Digital Bridge: Transformation for Institutional Resilience
Digitalisation is a modern imperative. Institutions find themselves in a fast-paced and evolving environment in which rapid changes in communications media and power dynamics have significant effect on the role and voice of governments, business, media, and civil society organisations. In order to remain resilient and pliant while further serving the best interests of society, institutions must embrace on the digital future and transform and transcend traditional ways of operating. They must form the bridge.
Global digitalisation was envisioned as a means of bringing us closer together, but discussions now focus on how it pushes us apart. Is digitalisation responsible for deepening social cleavages, or is it simply exposing us to rifts that existed already? The filter bubble phenomena, often cited as a result of digital communication platforms, existed long before the digital communication revolution, but has the volume and social element of modern media exacerbated this problem? How has empowering individuals to be their own editors and arbiters of truth hindered the ability of everyone to validate the accuracy of the information to which they are exposed?
Western Balkans: Lost Years or New Hope?
The EU enlargement process has always been a political process. Despite the technical benchmarks, monitoring missions, evaluations and progress reports, it took only one sentence from the President of the European Commission five years ago to raise doubt and fear about belief in the enlargement policy and the Western Balkans. After several years of uncertainty, it again took only one sentence from the same President to revive hope and enthusiasm in the region, which in the past was much more concerned about having a positive external appearance than internal reforms. This hope was translated into concrete language with a new strategy on enlargement; new tasks have been divided among the countries of the region, and uncertainty has been replaced by actual dates for enlargement.
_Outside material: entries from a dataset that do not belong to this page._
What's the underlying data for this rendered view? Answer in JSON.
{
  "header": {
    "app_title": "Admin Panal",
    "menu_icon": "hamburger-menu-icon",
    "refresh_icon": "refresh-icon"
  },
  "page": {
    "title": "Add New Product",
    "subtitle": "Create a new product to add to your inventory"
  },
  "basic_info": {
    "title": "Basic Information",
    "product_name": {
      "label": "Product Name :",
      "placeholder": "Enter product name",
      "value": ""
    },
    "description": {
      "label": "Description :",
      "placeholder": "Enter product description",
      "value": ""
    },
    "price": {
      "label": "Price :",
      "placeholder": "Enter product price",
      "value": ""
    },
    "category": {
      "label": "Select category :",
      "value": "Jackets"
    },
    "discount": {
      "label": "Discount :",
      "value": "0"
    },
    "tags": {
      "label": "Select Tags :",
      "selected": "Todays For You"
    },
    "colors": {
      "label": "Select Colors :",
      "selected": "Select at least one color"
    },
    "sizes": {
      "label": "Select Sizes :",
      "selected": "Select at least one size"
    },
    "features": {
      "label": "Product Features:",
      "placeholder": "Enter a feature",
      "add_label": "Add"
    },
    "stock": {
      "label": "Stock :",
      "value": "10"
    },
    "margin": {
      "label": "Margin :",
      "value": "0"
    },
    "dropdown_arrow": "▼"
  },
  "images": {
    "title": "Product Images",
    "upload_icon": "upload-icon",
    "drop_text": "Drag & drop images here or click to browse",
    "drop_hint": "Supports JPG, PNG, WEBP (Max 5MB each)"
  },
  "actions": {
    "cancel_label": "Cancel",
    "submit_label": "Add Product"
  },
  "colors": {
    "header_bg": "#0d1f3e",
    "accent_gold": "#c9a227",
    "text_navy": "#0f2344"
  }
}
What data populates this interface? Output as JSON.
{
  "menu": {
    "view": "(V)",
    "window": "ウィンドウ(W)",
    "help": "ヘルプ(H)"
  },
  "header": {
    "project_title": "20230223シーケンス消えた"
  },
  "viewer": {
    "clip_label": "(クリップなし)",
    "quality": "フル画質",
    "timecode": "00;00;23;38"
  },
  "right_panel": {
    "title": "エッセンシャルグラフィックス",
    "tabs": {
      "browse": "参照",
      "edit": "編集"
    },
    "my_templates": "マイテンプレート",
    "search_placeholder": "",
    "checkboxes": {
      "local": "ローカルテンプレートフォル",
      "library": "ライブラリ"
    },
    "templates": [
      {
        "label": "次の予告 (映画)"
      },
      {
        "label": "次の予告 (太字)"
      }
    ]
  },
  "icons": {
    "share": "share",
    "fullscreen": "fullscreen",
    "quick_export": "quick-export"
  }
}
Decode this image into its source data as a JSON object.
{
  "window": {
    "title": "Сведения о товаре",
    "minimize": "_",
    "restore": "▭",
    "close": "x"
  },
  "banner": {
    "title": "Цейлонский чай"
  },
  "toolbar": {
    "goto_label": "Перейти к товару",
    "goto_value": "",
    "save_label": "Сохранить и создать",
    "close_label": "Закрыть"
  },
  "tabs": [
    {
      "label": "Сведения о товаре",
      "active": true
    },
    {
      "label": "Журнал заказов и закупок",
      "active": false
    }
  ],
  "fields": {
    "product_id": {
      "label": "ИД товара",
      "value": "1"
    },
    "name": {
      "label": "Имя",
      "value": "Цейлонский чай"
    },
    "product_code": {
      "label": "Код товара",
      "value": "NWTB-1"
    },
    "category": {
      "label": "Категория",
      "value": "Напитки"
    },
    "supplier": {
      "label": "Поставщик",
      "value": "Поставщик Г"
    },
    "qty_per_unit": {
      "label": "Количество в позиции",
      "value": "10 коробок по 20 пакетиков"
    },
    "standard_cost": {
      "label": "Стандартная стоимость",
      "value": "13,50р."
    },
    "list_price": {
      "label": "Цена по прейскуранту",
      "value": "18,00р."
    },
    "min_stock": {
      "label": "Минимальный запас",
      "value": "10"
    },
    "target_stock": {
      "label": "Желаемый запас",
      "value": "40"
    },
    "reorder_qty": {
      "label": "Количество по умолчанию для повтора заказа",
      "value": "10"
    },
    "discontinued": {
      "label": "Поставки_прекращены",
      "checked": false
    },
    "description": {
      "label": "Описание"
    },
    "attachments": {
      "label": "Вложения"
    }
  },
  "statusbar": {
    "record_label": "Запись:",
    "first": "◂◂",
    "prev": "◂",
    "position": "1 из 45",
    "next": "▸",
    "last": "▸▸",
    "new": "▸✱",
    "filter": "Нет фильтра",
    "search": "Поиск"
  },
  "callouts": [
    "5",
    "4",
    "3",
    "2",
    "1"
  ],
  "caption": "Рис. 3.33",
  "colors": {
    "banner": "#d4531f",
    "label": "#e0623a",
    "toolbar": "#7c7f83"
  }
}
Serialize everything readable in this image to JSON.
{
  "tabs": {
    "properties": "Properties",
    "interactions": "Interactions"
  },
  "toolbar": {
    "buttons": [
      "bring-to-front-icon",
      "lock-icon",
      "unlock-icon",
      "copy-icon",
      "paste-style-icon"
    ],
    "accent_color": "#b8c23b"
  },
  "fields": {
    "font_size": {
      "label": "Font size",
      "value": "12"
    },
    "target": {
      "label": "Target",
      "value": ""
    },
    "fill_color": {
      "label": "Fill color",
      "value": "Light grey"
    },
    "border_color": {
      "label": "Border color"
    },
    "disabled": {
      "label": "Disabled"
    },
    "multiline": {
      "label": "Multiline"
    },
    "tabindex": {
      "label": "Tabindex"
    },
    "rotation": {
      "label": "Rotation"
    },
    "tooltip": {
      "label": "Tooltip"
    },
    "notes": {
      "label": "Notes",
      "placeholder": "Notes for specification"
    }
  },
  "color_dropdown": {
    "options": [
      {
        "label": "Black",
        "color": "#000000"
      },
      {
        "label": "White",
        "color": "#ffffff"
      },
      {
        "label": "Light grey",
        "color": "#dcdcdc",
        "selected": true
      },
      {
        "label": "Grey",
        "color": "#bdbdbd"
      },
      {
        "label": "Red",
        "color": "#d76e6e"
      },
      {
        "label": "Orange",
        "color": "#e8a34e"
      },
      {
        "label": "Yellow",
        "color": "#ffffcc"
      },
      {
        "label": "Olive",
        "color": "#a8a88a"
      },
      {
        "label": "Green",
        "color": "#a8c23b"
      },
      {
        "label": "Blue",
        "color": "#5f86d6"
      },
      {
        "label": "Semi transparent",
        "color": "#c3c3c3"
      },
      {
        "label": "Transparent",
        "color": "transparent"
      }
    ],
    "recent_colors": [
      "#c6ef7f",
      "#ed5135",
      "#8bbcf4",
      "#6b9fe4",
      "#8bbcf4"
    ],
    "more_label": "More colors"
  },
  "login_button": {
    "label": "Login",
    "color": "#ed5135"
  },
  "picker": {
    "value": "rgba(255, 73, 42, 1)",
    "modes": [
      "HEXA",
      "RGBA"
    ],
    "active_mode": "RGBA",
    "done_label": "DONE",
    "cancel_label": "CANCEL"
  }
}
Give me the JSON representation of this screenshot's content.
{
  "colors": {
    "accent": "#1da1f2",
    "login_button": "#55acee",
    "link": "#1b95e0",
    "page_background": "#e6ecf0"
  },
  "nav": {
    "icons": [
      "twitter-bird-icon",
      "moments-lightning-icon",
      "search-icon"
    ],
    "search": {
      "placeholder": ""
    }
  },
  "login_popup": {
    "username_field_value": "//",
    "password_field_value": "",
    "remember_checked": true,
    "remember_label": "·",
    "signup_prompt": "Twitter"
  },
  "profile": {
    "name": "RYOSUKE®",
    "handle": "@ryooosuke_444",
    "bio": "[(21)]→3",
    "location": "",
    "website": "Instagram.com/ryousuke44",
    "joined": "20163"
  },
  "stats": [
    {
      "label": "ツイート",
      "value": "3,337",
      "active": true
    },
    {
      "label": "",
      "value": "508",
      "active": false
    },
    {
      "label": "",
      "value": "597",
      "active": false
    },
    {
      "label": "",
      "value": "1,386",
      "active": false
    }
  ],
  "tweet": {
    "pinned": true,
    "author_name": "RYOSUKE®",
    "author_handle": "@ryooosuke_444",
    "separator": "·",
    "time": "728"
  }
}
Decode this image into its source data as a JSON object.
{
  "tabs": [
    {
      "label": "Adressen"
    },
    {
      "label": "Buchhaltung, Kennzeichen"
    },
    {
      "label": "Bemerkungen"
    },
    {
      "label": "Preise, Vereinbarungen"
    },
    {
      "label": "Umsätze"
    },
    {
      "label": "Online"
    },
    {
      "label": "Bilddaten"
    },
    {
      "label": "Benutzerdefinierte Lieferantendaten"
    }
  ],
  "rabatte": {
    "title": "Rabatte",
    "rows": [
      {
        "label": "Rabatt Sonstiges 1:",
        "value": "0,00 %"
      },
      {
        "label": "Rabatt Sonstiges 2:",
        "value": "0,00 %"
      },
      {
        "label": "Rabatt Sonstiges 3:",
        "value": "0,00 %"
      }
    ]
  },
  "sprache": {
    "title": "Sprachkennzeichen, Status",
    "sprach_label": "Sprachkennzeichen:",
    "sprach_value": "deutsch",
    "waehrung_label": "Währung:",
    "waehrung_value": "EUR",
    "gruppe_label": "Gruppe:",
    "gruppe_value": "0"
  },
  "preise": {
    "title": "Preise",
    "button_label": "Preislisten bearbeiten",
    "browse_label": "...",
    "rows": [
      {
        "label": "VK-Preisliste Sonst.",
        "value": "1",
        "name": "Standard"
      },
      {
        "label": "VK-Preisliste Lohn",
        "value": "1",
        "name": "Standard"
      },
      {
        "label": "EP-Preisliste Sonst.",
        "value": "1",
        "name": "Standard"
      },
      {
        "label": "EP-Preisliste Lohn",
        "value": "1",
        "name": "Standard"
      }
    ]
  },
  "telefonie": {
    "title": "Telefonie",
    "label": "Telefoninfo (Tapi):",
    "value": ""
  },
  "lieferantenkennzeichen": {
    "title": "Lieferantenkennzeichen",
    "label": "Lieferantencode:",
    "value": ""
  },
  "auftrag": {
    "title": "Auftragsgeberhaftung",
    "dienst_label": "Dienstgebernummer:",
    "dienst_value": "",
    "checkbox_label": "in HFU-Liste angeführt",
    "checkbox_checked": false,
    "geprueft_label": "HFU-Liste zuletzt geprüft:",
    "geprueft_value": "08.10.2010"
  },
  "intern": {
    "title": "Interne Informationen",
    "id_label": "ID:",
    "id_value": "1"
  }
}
But why will things be different this time? How will the lost years of slow progress be replaced by the swift and successful transformation of a society ready to embrace the norms, standards and values of the EU? Are the political elites ready to embark on this road, which in the end might cost them their privileges and functions? Is civil society ready to act as a watchdog and catalyst for changes?